leftovers, either boil them for at least two minutes, or make a separate batch for
If you choose to marinate, thaw meat and marinate in the refrigerator, on a low shelf,
on a plate to catch drips.
Understanding the difference between indirect and direct grilling and when to use
each provides different results. Direct grilling means just that, you are placing
the food directly over the flame; indirect means that the food is placed away from
the heat source.
Once the fire in your grill is lit, check the temperature. To do this, cautiously
hold the palm of your hand about 6 inches above the coals or heat source where the
steak will be cooking, and count the number of seconds you can hold your hand there.
Count slowly such as one-barbeque, two barbeque, etc.
Your fire is considered to be at high heat at 3 seconds or 500 F; medium high heat at
5 seconds or 400 F; medium heat at 7 seconds or 350 F; medium low heat at 10 seconds
or 325 F; and low heat at 12 seconds or 300 F.
If the grill is too hot, the outside of the steak can overcook before the inside is
ready. If the grill is too cold, you won’t get the right searing, or sealing of juices.
An instant read thermometer gives you the internal temperature instantly. If dad
prefers his steak medium rare, the internal temperature would be 145 degrees F; medium
160 degrees F; and well done is 170 degrees F once cooked.
Pay special attention to how you turn Dad’s steak. Tongs are one of the most important
tools. These enable you to turn the steak without stabbing it. When you use a fork,
or something to stab the steak and turn it, you are allowing the juices, which keep
the steak moist, to be lost.
To assure that juices in the steak have had time to redistribute themselves, let the
steak rest before cutting. This doesn’t have to be a long time; just a few minutes
are adequate. Many times individuals will add a pat of butter to the steak as it
rests on the grill to give it a wonderful flavor.
If you follow these guidelines, dad is sure to be impressed. Who knows, you may become
the steak chef at your house.
If you would like more information on Grilling Safely, contact me at the University
of Arkansas Cooperative Extension Service in Miller County at 400 Laurel * Suite 215,
Texarkana, call 870-779-3609, or e-mail me at Chadley@uada.edu You may also visit us on the web at www.uaex.uada.edu/millerBefore placing dad’s steak on the grill, you may want to use a marinade or rub to
season the steak. This spicy rub will add delightful, flavor to your steak.
2 teaspoons salt
2 teaspoons dried oregano leaves, crushed
2 teaspoons sweet paprika
2 teaspoons dried thyme leaves, crushed

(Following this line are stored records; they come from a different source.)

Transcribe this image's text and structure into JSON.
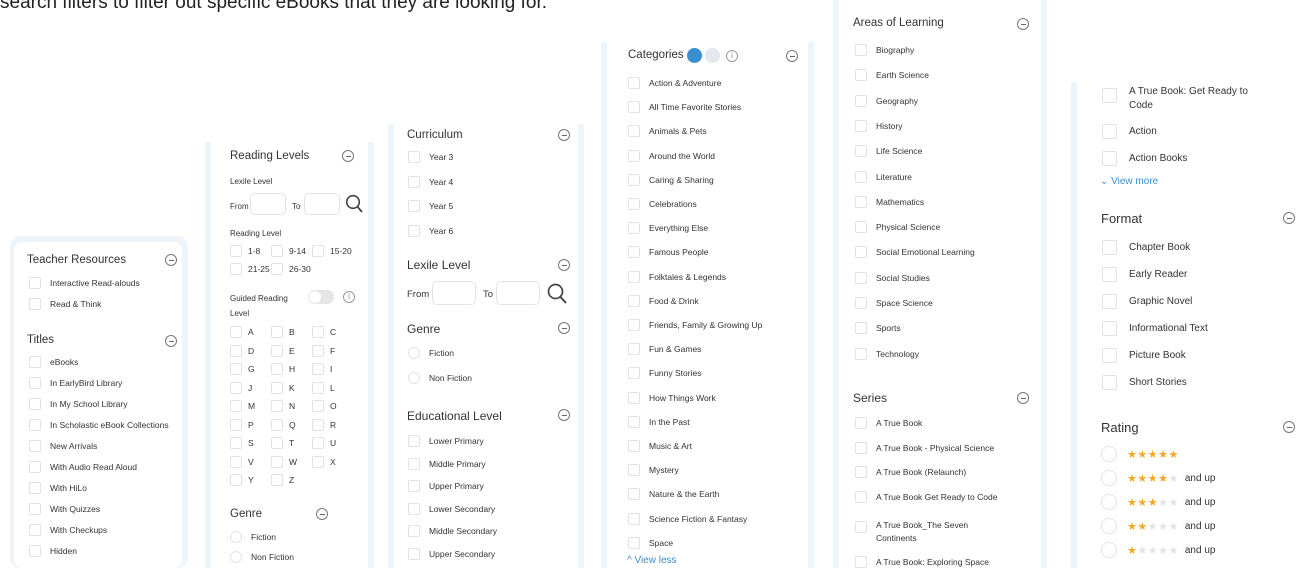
{
  "intro_text": "search filters to filter out specific eBooks that they are looking for.",
  "panel1": {
    "teacher_title": "Teacher Resources",
    "teacher_items": [
      "Interactive Read-alouds",
      "Read & Think"
    ],
    "titles_title": "Titles",
    "titles_items": [
      "eBooks",
      "In EarlyBird Library",
      "In My School Library",
      "In Scholastic eBook Collections",
      "New Arrivals",
      "With Audio Read Aloud",
      "With HiLo",
      "With Quizzes",
      "With Checkups",
      "Hidden"
    ]
  },
  "panel2": {
    "title": "Reading Levels",
    "lexile_label": "Lexile Level",
    "from_label": "From",
    "to_label": "To",
    "reading_level_label": "Reading Level",
    "reading_levels": [
      "1-8",
      "9-14",
      "15-20",
      "21-25",
      "26-30"
    ],
    "guided_label_1": "Guided Reading",
    "guided_label_2": "Level",
    "guided_levels": [
      "A",
      "B",
      "C",
      "D",
      "E",
      "F",
      "G",
      "H",
      "I",
      "J",
      "K",
      "L",
      "M",
      "N",
      "O",
      "P",
      "Q",
      "R",
      "S",
      "T",
      "U",
      "V",
      "W",
      "X",
      "Y",
      "Z"
    ],
    "genre_title": "Genre",
    "genre_items": [
      "Fiction",
      "Non Fiction"
    ]
  },
  "panel3": {
    "curriculum_title": "Curriculum",
    "curriculum_items": [
      "Year 3",
      "Year 4",
      "Year 5",
      "Year 6"
    ],
    "lexile_title": "Lexile Level",
    "from_label": "From",
    "to_label": "To",
    "genre_title": "Genre",
    "genre_items": [
      "Fiction",
      "Non Fiction"
    ],
    "edu_title": "Educational Level",
    "edu_items": [
      "Lower Primary",
      "Middle Primary",
      "Upper Primary",
      "Lower Secondary",
      "Middle Secondary",
      "Upper Secondary"
    ]
  },
  "panel4": {
    "title": "Categories",
    "items": [
      "Action & Adventure",
      "All Time Favorite Stories",
      "Animals & Pets",
      "Around the World",
      "Caring & Sharing",
      "Celebrations",
      "Everything Else",
      "Famous People",
      "Folktales & Legends",
      "Food & Drink",
      "Friends, Family & Growing Up",
      "Fun & Games",
      "Funny Stories",
      "How Things Work",
      "In the Past",
      "Music & Art",
      "Mystery",
      "Nature & the Earth",
      "Science Fiction & Fantasy",
      "Space"
    ],
    "view_less": "^ View less"
  },
  "panel5": {
    "areas_title": "Areas of Learning",
    "areas_items": [
      "Biography",
      "Earth Science",
      "Geography",
      "History",
      "Life Science",
      "Literature",
      "Mathematics",
      "Physical Science",
      "Social Emotional Learning",
      "Social Studies",
      "Space Science",
      "Sports",
      "Technology"
    ],
    "series_title": "Series",
    "series_items": [
      "A True Book",
      "A True Book - Physical Science",
      "A True Book (Relaunch)",
      "A True Book Get Ready to Code"
    ],
    "series_multi_1": "A True Book_The Seven",
    "series_multi_2": "Continents",
    "series_last": "A True Book: Exploring Space"
  },
  "panel6": {
    "series_tail_1": "A True Book: Get Ready to",
    "series_tail_2": "Code",
    "series_tail_items": [
      "Action",
      "Action Books"
    ],
    "view_more": "⌄ View more",
    "format_title": "Format",
    "format_items": [
      "Chapter Book",
      "Early Reader",
      "Graphic Novel",
      "Informational Text",
      "Picture Book",
      "Short Stories"
    ],
    "rating_title": "Rating",
    "rating_suffix": "and up",
    "ratings": [
      5,
      4,
      3,
      2,
      1
    ]
  },
  "colors": {
    "accent": "#3a8fd0",
    "star": "#f5a623",
    "panel_bar": "#eef5fa"
  }
}
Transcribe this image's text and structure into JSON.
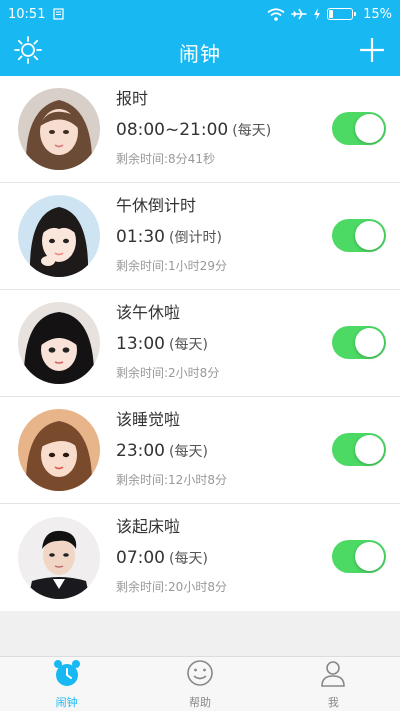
{
  "status_bar": {
    "time": "10:51",
    "battery": "15%",
    "battery_level": 0.15
  },
  "header": {
    "title": "闹钟",
    "left_icon": "settings-sun-icon",
    "right_icon": "add-plus-icon"
  },
  "colors": {
    "brand": "#18b9f2",
    "toggle_on": "#4cd964"
  },
  "alarms": [
    {
      "name": "报时",
      "time": "08:00~21:00",
      "repeat": "(每天)",
      "remain_label": "剩余时间:",
      "remain": "8分41秒",
      "enabled": true
    },
    {
      "name": "午休倒计时",
      "time": "01:30",
      "repeat": "(倒计时)",
      "remain_label": "剩余时间:",
      "remain": "1小时29分",
      "enabled": true
    },
    {
      "name": "该午休啦",
      "time": "13:00",
      "repeat": "(每天)",
      "remain_label": "剩余时间:",
      "remain": "2小时8分",
      "enabled": true
    },
    {
      "name": "该睡觉啦",
      "time": "23:00",
      "repeat": "(每天)",
      "remain_label": "剩余时间:",
      "remain": "12小时8分",
      "enabled": true
    },
    {
      "name": "该起床啦",
      "time": "07:00",
      "repeat": "(每天)",
      "remain_label": "剩余时间:",
      "remain": "20小时8分",
      "enabled": true
    }
  ],
  "tabs": [
    {
      "label": "闹钟",
      "icon": "alarm-clock-icon",
      "active": true
    },
    {
      "label": "帮助",
      "icon": "smiley-icon",
      "active": false
    },
    {
      "label": "我",
      "icon": "person-icon",
      "active": false
    }
  ]
}
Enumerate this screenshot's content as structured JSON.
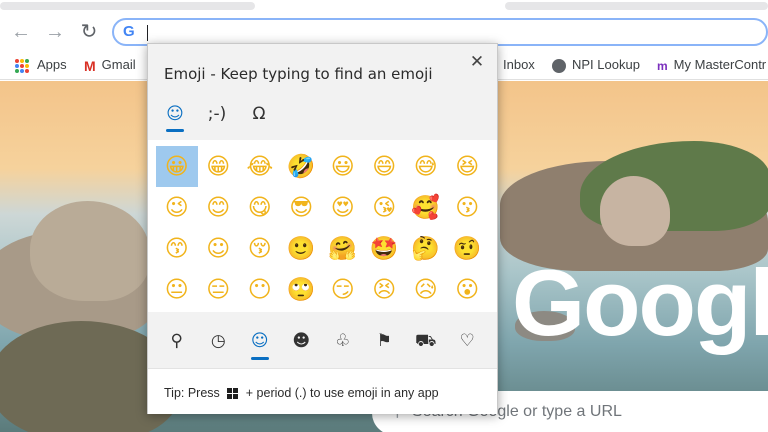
{
  "browser": {
    "omnibox_value": "",
    "bookmarks": [
      {
        "label": "Apps",
        "icon": "apps-grid-icon"
      },
      {
        "label": "Gmail",
        "icon": "gmail-icon"
      },
      {
        "label": "Inbox",
        "icon": "inbox-icon"
      },
      {
        "label": "NPI Lookup",
        "icon": "globe-icon"
      },
      {
        "label": "My MasterContr",
        "icon": "mastercontrol-icon"
      }
    ]
  },
  "new_tab": {
    "logo_text": "Google",
    "search_placeholder": "Search Google or type a URL"
  },
  "emoji_panel": {
    "title": "Emoji - Keep typing to find an emoji",
    "close_glyph": "✕",
    "category_tabs": [
      {
        "name": "emoji-tab",
        "glyph": "☺",
        "active": true
      },
      {
        "name": "kaomoji-tab",
        "glyph": ";-)",
        "active": false
      },
      {
        "name": "symbols-tab",
        "glyph": "Ω",
        "active": false
      }
    ],
    "emojis": [
      "😀",
      "😁",
      "😂",
      "🤣",
      "😃",
      "😄",
      "😅",
      "😆",
      "😉",
      "😊",
      "😋",
      "😎",
      "😍",
      "😘",
      "🥰",
      "😗",
      "😙",
      "☺",
      "😚",
      "🙂",
      "🤗",
      "🤩",
      "🤔",
      "🤨",
      "😐",
      "😑",
      "😶",
      "🙄",
      "😏",
      "😣",
      "😥",
      "😮"
    ],
    "selected_index": 0,
    "bottom_tabs": [
      {
        "name": "search-tab",
        "glyph": "⚲",
        "active": false
      },
      {
        "name": "recent-tab",
        "glyph": "◷",
        "active": false
      },
      {
        "name": "smiley-tab",
        "glyph": "☺",
        "active": true
      },
      {
        "name": "people-tab",
        "glyph": "☻",
        "active": false
      },
      {
        "name": "celebration-tab",
        "glyph": "♧",
        "active": false
      },
      {
        "name": "food-tab",
        "glyph": "⚑",
        "active": false
      },
      {
        "name": "transport-tab",
        "glyph": "⛟",
        "active": false
      },
      {
        "name": "heart-tab",
        "glyph": "♡",
        "active": false
      }
    ],
    "tip_prefix": "Tip: Press",
    "tip_suffix": "+ period (.) to use emoji in any app"
  },
  "colors": {
    "accent": "#0a6fc2",
    "selected_cell": "#9ec9ee",
    "omnibox_focus": "#8ab4f8"
  }
}
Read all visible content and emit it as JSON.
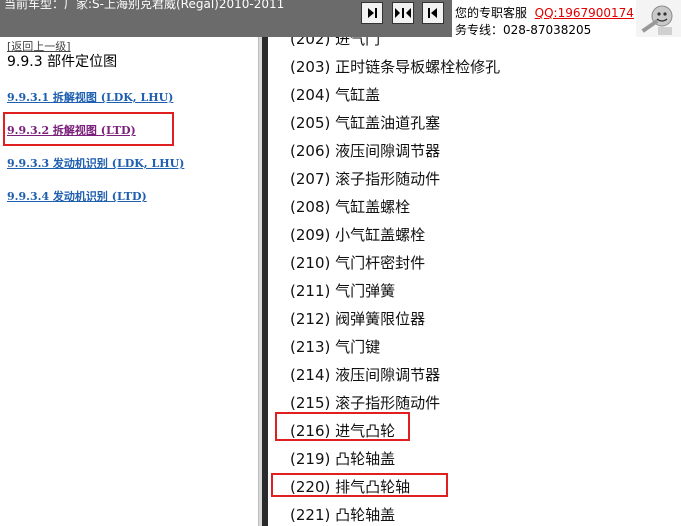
{
  "header": {
    "vehicle_text": "当前车型：厂家:S-上海别克君威(Regal)2010-2011",
    "nav_buttons": [
      {
        "icon": "step-forward-icon"
      },
      {
        "icon": "expand-arrows-icon"
      },
      {
        "icon": "step-back-icon"
      }
    ],
    "support_line1": "您的专职客服",
    "support_qq": "QQ:1967900174",
    "support_line2": "务专线：028-87038205"
  },
  "left_panel": {
    "back_link": "[返回上一级]",
    "section_title": "9.9.3 部件定位图",
    "links": [
      {
        "label": "9.9.3.1 拆解视图 (LDK, LHU)",
        "visited": false
      },
      {
        "label": "9.9.3.2 拆解视图 (LTD)",
        "visited": true,
        "highlighted": true
      },
      {
        "label": "9.9.3.3 发动机识别 (LDK, LHU)",
        "visited": false
      },
      {
        "label": "9.9.3.4 发动机识别 (LTD)",
        "visited": false
      }
    ]
  },
  "right_panel": {
    "items": [
      {
        "label": "(202) 进气门",
        "highlighted": false
      },
      {
        "label": "(203) 正时链条导板螺栓检修孔",
        "highlighted": false
      },
      {
        "label": "(204) 气缸盖",
        "highlighted": false
      },
      {
        "label": "(205) 气缸盖油道孔塞",
        "highlighted": false
      },
      {
        "label": "(206) 液压间隙调节器",
        "highlighted": false
      },
      {
        "label": "(207) 滚子指形随动件",
        "highlighted": false
      },
      {
        "label": "(208) 气缸盖螺栓",
        "highlighted": false
      },
      {
        "label": "(209) 小气缸盖螺栓",
        "highlighted": false
      },
      {
        "label": "(210) 气门杆密封件",
        "highlighted": false
      },
      {
        "label": "(211) 气门弹簧",
        "highlighted": false
      },
      {
        "label": "(212) 阀弹簧限位器",
        "highlighted": false
      },
      {
        "label": "(213) 气门键",
        "highlighted": false
      },
      {
        "label": "(214) 液压间隙调节器",
        "highlighted": false
      },
      {
        "label": "(215) 滚子指形随动件",
        "highlighted": false
      },
      {
        "label": "(216) 进气凸轮",
        "highlighted": true
      },
      {
        "label": "(219) 凸轮轴盖",
        "highlighted": false
      },
      {
        "label": "(220) 排气凸轮轴",
        "highlighted": true
      },
      {
        "label": "(221) 凸轮轴盖",
        "highlighted": false
      }
    ]
  },
  "colors": {
    "header_bg": "#6b6b6b",
    "link": "#1f5fb0",
    "visited_link": "#7a1f7a",
    "highlight_box": "#e02020",
    "qq": "#e00000"
  }
}
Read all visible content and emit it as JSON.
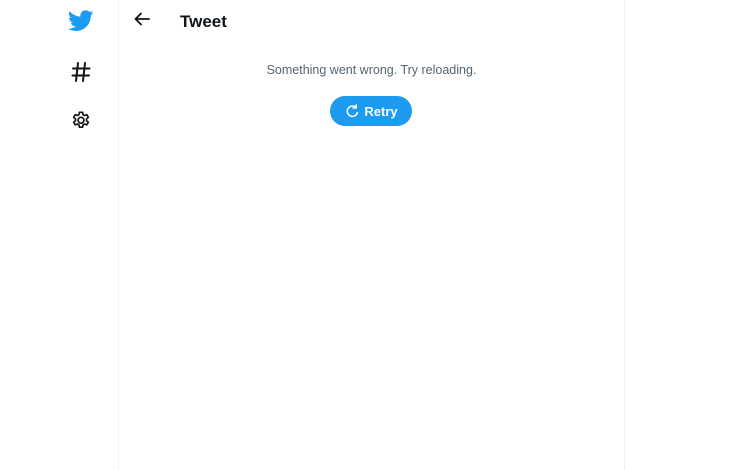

1-teaspoon garlic powder
1-teaspoon onion powder
1 teaspoon ground black pepper
1 teaspoon ground white pepper
1/2 teaspoon ground red pepper
Combine seasoning ingredients, mixing well and rub evenly onto steaks. Return to
refrigerator until ready to grill.
By Carla Haley-Hadley County Extension Agent - FCSThe Cooperative Extension ServiceU of A System Division of Agriculture
Media Contact: Carla Haley-Hadley County Extension Agent - FCSU of A Division of AgricultureCooperative Extension Service400 Laurel Street, Suite 215 Texarkana AR 71854 (870) 779-3609 email@example.com
The Arkansas Cooperative Extension Service is an equal opportunity/equal access/affirmative
action institution. If you require a reasonable accommodation to participate or need
materials in another format, please contact your County Extension office (or other
appropriate office) as soon as possible. Dial 711 for Arkansas Relay. The Arkansas Cooperative Extension Service offers its programs to all eligible persons
regardless of race, color, sex, gender identity, sexual orientation, national origin,
religion, age, disability, marital or veteran status, genetic information, or any
other legally protected status, and is an Affirmative Action/Equal Opportunity Employer.